We are very pleased to bring you the first issue of 2012. We hope you like the new format and in particular the new cover design. Many people were involved in its creation, including all of the members of the JBIS international advisory board and several members of the society. However, I would like to single out the following as having contributed substantially to its development: Ben Jones, Euan Monaghan, Andreas Tziolas, Adrian Mann and Stephen Ashworth. I want to thank all those involved. The image we tried to go for was a fresh new look, gorgeous imagery but with some continuity with the past.
In this issue we also announce the formation of a new International Advisory board list. The names represent people from across many countries in the world, both North and South of the Equator. I believe these people will help to build JBIS into the modern journal that it needs to be in a global space aspiring civilisation. Some changes to the JBIS guidelines have also been made and these are included in this issue, published in full. All authors are encouraged to read these prior to submitting papers to the journal.

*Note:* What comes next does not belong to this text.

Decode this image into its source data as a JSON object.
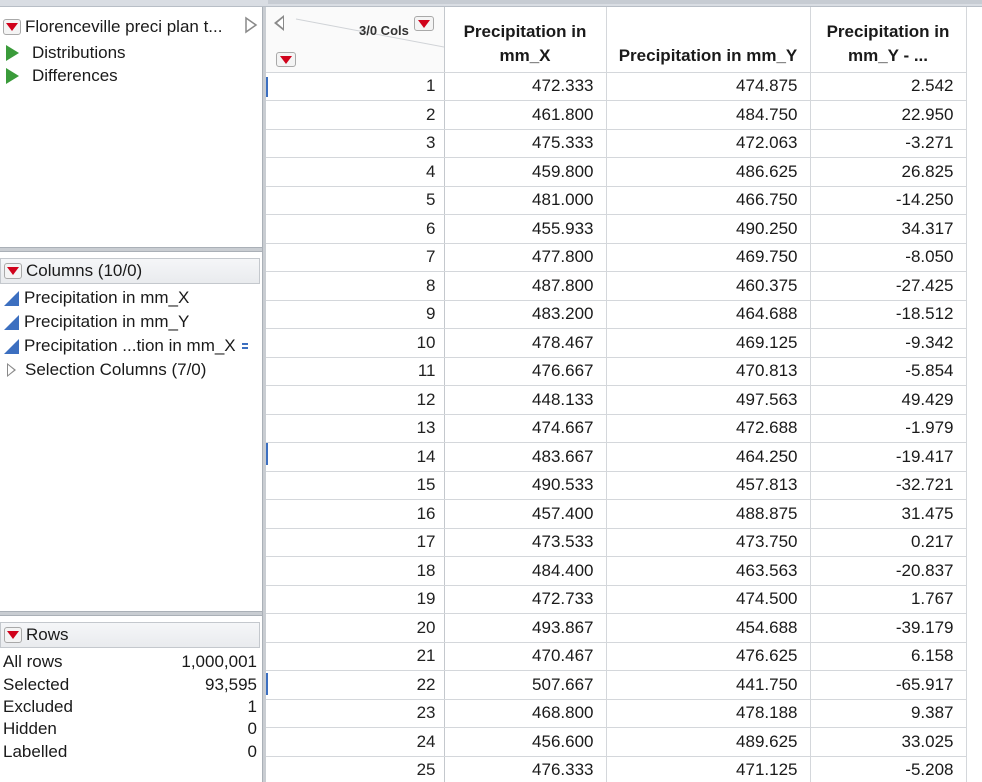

A final announcement from the management side. Dr Richard Obousy and Dr Andreas Tziolas are hard at work pursuing the non-profit Icarus Interstellar and so they have stepped down as Deputy Editors. I want to thank them personally for their efforts over the past year to assist the journal in getting papers out. They will continue in their roles as valued members of the JBIS advisory board. Meanwhile Dr Duncan Law-Green steps up to the post of Deputy Editor. Duncan has been doing an excellent job helping the journal to get online and the journal is lucky to have him on board.

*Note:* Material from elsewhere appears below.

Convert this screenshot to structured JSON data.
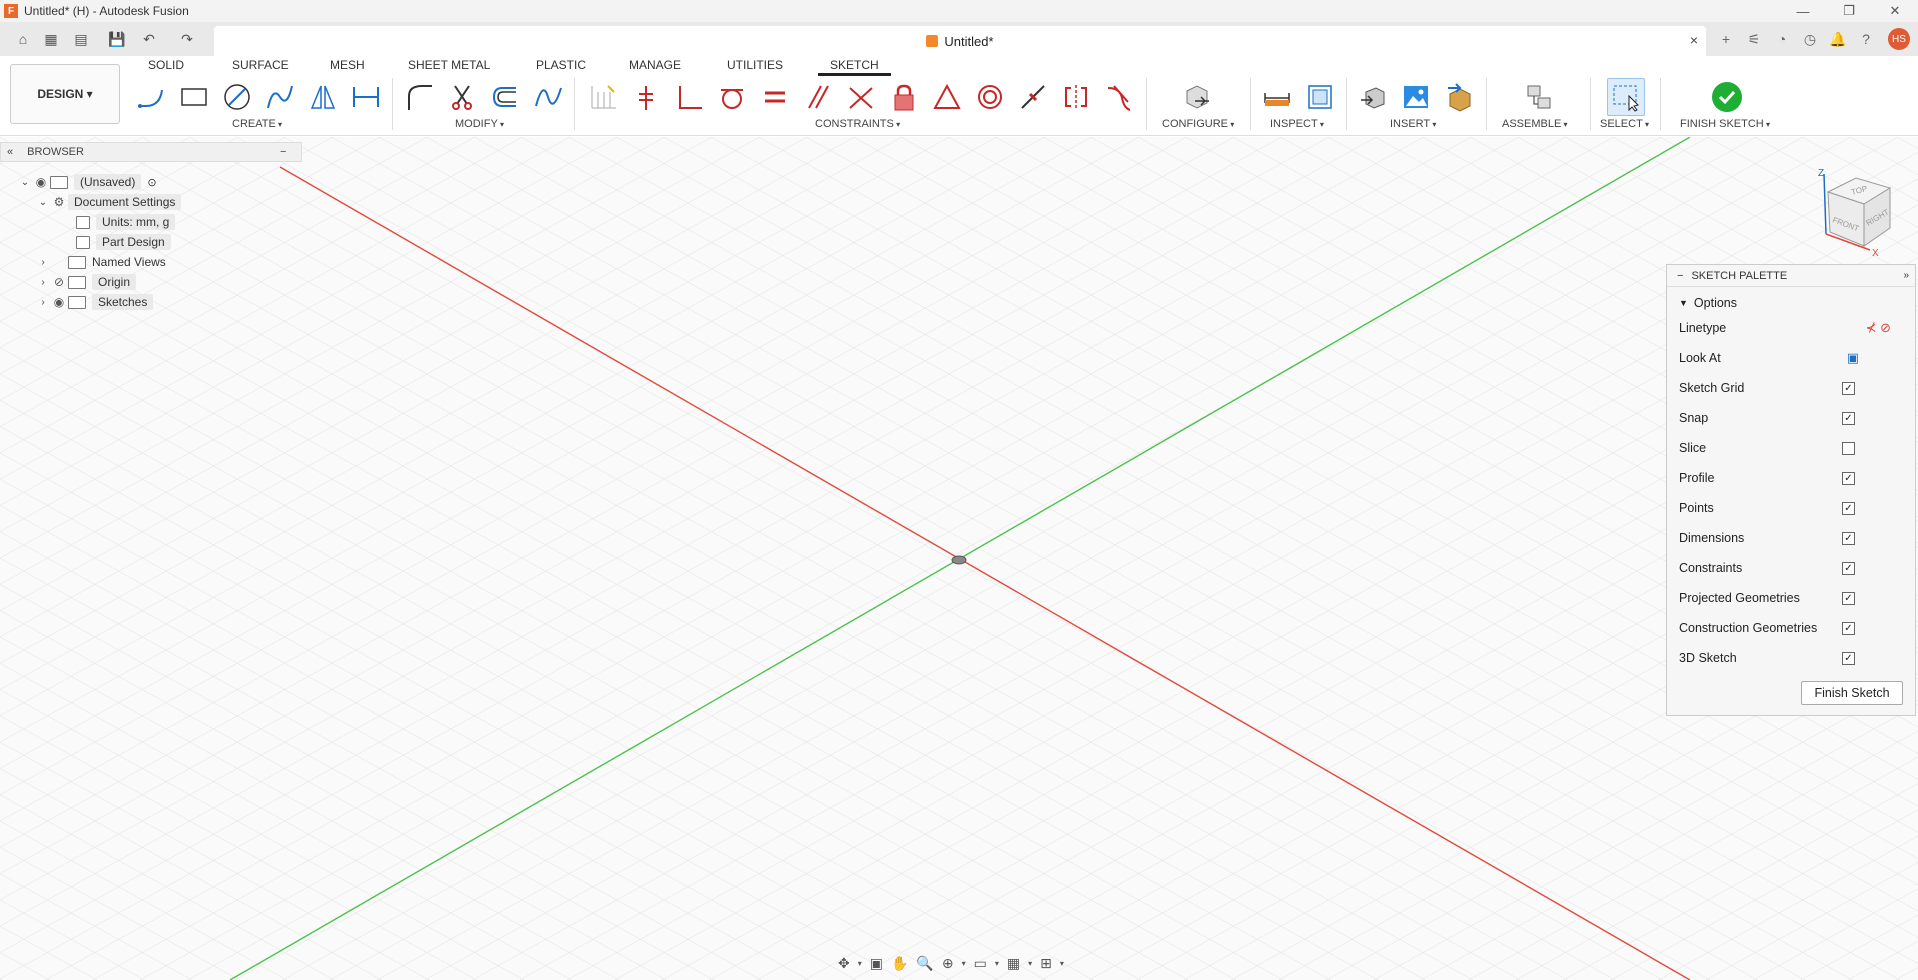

Now we come to this very special issue of JBIS. It was back in early 2011 that the planning began for a BIS symposium dedicated to the philosophy of Olaf Stapledon. This is a man that had had a profound influence on many people, including Arthur C. Clarke, Freeman Dyson, to name a few. His seminal works Last & First Men and Starmaker, set in motion many ideas which would permeate the subject of space science in the decades after. Although these books are considered works of science fiction today, it is the ideas in them which make them relevant to JBIS. Indeed, many of the papers published in the journal over the years discuss ideas which can trace their origins to the works of Stapledon. This includes subjects such as planetary colonisation, interstellar flight, extraterrestrial life, the philosophy and cosmology of the Universe.

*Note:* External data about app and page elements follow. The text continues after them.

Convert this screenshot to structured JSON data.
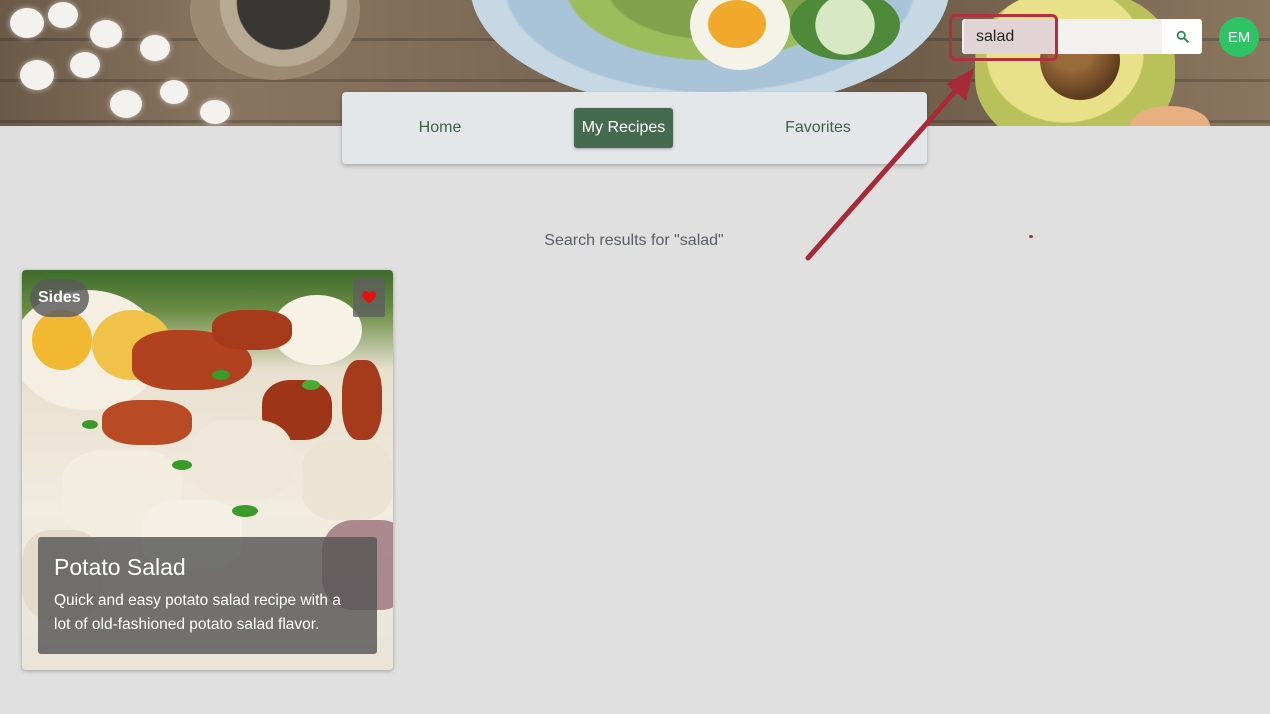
{
  "header": {
    "search": {
      "value": "salad",
      "placeholder": ""
    },
    "search_button_icon": "search-icon",
    "avatar_initials": "EM"
  },
  "nav": {
    "items": [
      {
        "label": "Home",
        "active": false
      },
      {
        "label": "My Recipes",
        "active": true
      },
      {
        "label": "Favorites",
        "active": false
      }
    ]
  },
  "main": {
    "results_heading": "Search results for \"salad\"",
    "recipes": [
      {
        "category": "Sides",
        "title": "Potato Salad",
        "description": "Quick and easy potato salad recipe with a lot of old-fashioned potato salad flavor.",
        "favorite": true,
        "favorite_icon": "heart-icon"
      }
    ]
  },
  "colors": {
    "background": "#e0e0e0",
    "nav_active": "#466a50",
    "avatar": "#2ec466",
    "annotation": "#b0303f",
    "heart": "#e01010"
  }
}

Stapledon presented his lecture Interplanetary Man to members of the British Interplanetary Society in 1948, at the invitation of Arthur C. Clarke and others. This essay is reproduced here in its entirety thanks to the efforts of Mark Stewart and Andreas Tziolas. In his 1962 book Profiles of the Future Clarke wrote “The only way of discovering the limits of the possible is to venture a little way past them and into the impossible”. Stapledon certainly did that in abundance, and it is hoped he would have been proud of the contributions from the authors in this issue. In particular, it is worth highlighting the Invited Commentary from Professor Gregory Matloff. Although controversial, the opinion piece has been permitted in this issue within the spirit of Stapledons philosophy. Long may we follow in this tradition of scientific speculation and by that process uncover truths about the universe that even Stapledon would not have foreseen.
Kelvin F. Long, Editor JBIS